Fig1_GALC_overview

The role of GSLs in neurodegenerative disease

Several monogenic diseases affecting enzymes in the GSL metabolic pathway result in severe, early-onset neurodegenerative diseases. The lysosomal enzyme galactosylceramidase (GALC) degrades the major lipid component of the myelin sheath, galactosylceramide (GalCer), to ceramide and defects in GALC cause the severe neurodegenerative disorder Krabbe disease. Using a combination of biochemical and cellular approaches we have identified specific molecular mechanisms driving disease pathogenesis in GALC variants, highlighting therapeutic opportunities and providing insights into fundamental lipid-processing complexes.

The role of GSLs in immune presentation

Our work on GALC identified the mechanism by which GSLs are presented to lysosomal hydroalses (Hill, et al. Nat. Commun. 2018). This mechanism involves the lipid-binding saposin proteins. Interestingly, saposins also load lipids onto the antigen-presenting molecules CD1 for immune surveillance. Our ongoing work is addressing how saposins transfer GSLs into the lipid-binding groove of CD1.

Fig2_CD1

The role of sphingolipids in host-pathogen pathways

Several pathogens rely on host sphingolipids to promote their virulence. For example, pathogens bind ceramide-rich membrane domains and surface-exposed GSLs during cell invasion, and they manipulate host sphingolipid pathways to promote their intracellular growth. Bacterial hijacking of host pathways has been a long-term interest in the lab and recently we have expanded this work, via a collaborative project, looking at viral hijacking of sphingolipid pathways.

Deane lab

Key papers:


Hill CH, Cook GM, Spratley SJ, Fawke S, Graham SC & Deane JE. The mechanism of glycosphingolipid degradation revealed by a GALC-SapA complex structure. Nat. Commun. 9:151 (2018)

Mauricio RP, Jeffries CM, Svergun DI, Deane JE. The Shigella Virulence Factor IcsA Relieves N-WASP Autoinhibition by Displacing the Verprolin Homology/Cofilin/Acidic (VCA) Domain. J. Biol. Chem. 292:134-145 (2017)

Spratley SJ & Deane JE. New therapeutic approaches for Krabbe disease: The potential of pharmacological chaperones. J Neurosci. Res. 94:1203-19 (2016)

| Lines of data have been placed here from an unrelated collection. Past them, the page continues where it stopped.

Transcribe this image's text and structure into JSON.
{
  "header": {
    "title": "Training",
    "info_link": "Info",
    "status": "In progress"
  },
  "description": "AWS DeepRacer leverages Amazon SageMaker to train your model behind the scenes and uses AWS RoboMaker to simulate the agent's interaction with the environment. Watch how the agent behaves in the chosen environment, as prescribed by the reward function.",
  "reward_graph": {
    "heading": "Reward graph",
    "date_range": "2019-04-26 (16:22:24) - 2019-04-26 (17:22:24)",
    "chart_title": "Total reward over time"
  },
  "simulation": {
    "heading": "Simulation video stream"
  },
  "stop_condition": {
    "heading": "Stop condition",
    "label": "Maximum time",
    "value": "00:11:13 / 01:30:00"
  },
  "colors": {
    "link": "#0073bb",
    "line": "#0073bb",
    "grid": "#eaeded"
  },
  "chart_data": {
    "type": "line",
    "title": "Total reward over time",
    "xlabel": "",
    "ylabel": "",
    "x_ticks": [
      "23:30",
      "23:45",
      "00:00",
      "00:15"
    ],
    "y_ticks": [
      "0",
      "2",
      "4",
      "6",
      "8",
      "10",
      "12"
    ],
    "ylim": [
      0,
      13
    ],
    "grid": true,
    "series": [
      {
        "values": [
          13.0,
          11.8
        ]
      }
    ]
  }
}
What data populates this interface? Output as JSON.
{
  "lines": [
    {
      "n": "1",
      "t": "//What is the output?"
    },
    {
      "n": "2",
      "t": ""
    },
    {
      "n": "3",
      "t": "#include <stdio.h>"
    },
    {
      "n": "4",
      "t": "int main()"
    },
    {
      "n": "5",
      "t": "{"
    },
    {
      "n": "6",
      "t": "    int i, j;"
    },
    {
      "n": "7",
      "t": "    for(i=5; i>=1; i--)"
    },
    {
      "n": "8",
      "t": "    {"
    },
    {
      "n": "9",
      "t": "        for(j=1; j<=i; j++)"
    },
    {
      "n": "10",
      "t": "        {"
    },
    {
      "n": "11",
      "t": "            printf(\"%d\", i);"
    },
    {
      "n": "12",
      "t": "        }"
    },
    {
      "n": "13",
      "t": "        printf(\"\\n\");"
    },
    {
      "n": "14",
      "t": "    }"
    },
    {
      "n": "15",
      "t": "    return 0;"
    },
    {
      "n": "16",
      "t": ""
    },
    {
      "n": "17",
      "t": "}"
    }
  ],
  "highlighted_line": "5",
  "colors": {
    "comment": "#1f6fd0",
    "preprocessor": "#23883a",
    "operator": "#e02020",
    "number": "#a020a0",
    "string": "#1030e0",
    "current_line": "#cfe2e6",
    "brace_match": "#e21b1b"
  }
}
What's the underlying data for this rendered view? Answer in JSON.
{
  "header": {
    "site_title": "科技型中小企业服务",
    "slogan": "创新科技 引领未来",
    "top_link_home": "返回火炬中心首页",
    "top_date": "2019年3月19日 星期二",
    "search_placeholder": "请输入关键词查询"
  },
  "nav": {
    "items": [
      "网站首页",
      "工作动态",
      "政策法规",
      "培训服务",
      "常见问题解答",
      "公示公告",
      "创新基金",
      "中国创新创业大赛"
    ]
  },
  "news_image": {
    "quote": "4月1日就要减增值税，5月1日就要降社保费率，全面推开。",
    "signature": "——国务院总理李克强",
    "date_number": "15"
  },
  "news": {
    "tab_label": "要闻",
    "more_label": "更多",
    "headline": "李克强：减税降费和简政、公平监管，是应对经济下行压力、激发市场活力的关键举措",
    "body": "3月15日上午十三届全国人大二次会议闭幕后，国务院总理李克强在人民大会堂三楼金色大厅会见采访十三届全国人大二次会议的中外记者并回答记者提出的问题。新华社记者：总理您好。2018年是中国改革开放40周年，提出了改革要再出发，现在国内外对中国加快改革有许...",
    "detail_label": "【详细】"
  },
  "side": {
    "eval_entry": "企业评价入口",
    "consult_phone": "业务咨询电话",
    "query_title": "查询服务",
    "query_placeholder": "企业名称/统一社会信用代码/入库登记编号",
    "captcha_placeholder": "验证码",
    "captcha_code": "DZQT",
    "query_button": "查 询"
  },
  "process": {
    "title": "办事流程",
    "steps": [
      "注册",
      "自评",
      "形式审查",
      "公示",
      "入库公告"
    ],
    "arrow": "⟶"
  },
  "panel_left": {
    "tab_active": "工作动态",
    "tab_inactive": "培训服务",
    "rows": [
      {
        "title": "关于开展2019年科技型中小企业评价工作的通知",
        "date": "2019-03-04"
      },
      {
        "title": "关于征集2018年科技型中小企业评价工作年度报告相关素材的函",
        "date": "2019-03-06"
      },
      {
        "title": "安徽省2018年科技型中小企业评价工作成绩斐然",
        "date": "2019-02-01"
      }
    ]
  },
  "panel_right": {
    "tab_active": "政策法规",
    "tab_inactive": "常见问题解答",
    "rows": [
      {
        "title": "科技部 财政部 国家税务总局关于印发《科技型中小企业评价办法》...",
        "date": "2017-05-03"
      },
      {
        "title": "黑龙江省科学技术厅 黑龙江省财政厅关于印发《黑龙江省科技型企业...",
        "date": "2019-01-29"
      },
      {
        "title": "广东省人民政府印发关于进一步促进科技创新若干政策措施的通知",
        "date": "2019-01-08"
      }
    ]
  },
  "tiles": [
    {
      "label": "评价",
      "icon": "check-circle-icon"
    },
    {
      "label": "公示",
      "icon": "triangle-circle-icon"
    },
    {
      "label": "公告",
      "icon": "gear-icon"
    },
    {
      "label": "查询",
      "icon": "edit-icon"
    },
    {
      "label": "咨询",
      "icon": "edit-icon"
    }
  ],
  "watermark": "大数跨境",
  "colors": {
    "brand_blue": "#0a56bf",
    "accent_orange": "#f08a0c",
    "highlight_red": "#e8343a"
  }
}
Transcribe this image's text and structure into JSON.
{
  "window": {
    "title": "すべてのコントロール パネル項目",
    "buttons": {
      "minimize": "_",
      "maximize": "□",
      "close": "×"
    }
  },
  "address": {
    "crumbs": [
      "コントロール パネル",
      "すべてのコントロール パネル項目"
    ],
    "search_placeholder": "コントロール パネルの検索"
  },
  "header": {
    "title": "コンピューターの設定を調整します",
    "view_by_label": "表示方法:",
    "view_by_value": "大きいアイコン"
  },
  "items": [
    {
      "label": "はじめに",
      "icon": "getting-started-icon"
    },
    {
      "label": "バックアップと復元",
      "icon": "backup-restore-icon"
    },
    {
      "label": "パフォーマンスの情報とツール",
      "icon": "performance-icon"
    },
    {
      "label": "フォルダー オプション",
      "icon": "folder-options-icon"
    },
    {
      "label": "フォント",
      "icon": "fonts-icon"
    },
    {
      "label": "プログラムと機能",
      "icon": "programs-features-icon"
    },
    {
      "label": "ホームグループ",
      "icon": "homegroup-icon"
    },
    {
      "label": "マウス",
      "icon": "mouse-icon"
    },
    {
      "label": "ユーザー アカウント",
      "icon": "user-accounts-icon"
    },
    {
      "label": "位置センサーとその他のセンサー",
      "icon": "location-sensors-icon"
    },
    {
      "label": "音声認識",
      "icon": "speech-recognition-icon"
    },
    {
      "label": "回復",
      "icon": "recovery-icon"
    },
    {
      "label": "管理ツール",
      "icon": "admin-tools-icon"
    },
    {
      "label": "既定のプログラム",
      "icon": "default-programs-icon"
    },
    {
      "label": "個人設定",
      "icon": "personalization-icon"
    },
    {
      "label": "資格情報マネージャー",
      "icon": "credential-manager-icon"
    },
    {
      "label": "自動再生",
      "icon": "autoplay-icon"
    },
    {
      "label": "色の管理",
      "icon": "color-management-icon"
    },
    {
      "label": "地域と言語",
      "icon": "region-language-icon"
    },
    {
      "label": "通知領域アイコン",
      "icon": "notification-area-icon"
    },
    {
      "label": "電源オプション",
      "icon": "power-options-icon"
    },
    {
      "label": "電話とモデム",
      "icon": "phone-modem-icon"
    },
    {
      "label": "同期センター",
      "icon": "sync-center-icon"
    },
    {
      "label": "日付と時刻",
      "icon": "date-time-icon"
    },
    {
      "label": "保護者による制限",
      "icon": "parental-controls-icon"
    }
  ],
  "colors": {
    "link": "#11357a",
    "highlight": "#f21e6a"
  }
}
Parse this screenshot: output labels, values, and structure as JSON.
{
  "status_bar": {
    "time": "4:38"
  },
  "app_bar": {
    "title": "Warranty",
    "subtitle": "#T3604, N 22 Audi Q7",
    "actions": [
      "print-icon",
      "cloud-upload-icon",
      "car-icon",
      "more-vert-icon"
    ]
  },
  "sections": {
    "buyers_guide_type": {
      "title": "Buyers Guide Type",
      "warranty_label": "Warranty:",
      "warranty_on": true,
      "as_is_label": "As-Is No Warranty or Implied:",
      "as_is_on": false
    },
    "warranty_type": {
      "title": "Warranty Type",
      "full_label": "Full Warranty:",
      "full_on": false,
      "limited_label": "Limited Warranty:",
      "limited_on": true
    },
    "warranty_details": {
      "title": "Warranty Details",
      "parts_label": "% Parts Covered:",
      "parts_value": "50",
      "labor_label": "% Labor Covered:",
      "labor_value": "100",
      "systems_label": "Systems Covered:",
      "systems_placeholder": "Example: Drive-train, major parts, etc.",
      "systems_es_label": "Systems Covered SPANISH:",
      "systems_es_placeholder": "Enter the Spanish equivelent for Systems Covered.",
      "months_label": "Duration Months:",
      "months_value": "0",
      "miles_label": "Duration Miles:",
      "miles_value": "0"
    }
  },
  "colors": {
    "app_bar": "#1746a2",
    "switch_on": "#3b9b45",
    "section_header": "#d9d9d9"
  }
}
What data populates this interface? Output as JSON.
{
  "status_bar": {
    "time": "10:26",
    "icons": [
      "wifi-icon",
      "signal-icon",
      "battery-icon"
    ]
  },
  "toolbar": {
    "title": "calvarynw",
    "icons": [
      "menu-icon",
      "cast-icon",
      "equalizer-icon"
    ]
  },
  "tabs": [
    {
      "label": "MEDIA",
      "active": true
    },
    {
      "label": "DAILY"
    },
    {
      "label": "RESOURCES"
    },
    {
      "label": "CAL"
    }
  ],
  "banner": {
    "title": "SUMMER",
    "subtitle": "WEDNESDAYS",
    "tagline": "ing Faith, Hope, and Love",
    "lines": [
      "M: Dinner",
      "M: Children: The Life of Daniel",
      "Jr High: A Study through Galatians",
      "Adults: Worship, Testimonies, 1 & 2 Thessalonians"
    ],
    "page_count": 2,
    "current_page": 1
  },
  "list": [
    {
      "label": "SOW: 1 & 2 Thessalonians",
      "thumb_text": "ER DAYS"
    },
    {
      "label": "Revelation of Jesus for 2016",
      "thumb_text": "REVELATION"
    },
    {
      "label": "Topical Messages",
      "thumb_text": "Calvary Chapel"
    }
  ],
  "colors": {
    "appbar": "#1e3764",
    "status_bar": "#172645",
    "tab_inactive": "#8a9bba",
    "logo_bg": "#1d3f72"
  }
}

Spratley SJ, Hill CH, Viuff AH, Edgar JR, Skjødt K & Deane JE. Molecular mechanisms of disease pathogenesis differ in Krabbe disease variants. Traffic 17, 908-922 (2016)

Hill CH, Viuff AH, Spratley SJ, Salamone S, Christensen SH, Read RJ, Moriarty NW, Jensen HH & Deane JE. Azasugar Inhibitors as Pharmacological Chaperones for Krabbe Disease. Chem. Sci. 6, 3075-3086, DOI: 10.1039/C5SC00754B (2015)

Hill CH, Graham SC, Read RJ & Deane JE. Structural snapshots illustrate the catalytic cycle of β-galactocerebrosidase, the defective enzyme in Krabbe disease. Proc. Natl Acad. Sci. USA. 110, 20479–20484 (2013)

 

Janet Deane 

Dr Janet Deane

Royal Society University Research Fellow

Department of Clinical Neuroscience

e-mail: jed55@cam.ac.uk

01223 762 815

Plain English

Our cells can be thought of like a house: there are different rooms for different purposes. In the cell, these ‘rooms’ are known as organelles and the ‘walls’ are made of lipids. But cells are self-repairing and can synthesize, breakdown and recycle their own lipids. When lipid recycling becomes defective it results in severe human diseases, often due to rapid and fatal neurodegeneration. Our lab uses a range of techniques to probe how lipids are recycled in the cell and what happens when this recycling breaks down.

 

Group members

 Maria Shamin

Funding

The Royal Society

Wellcome Trust

Medical Research Council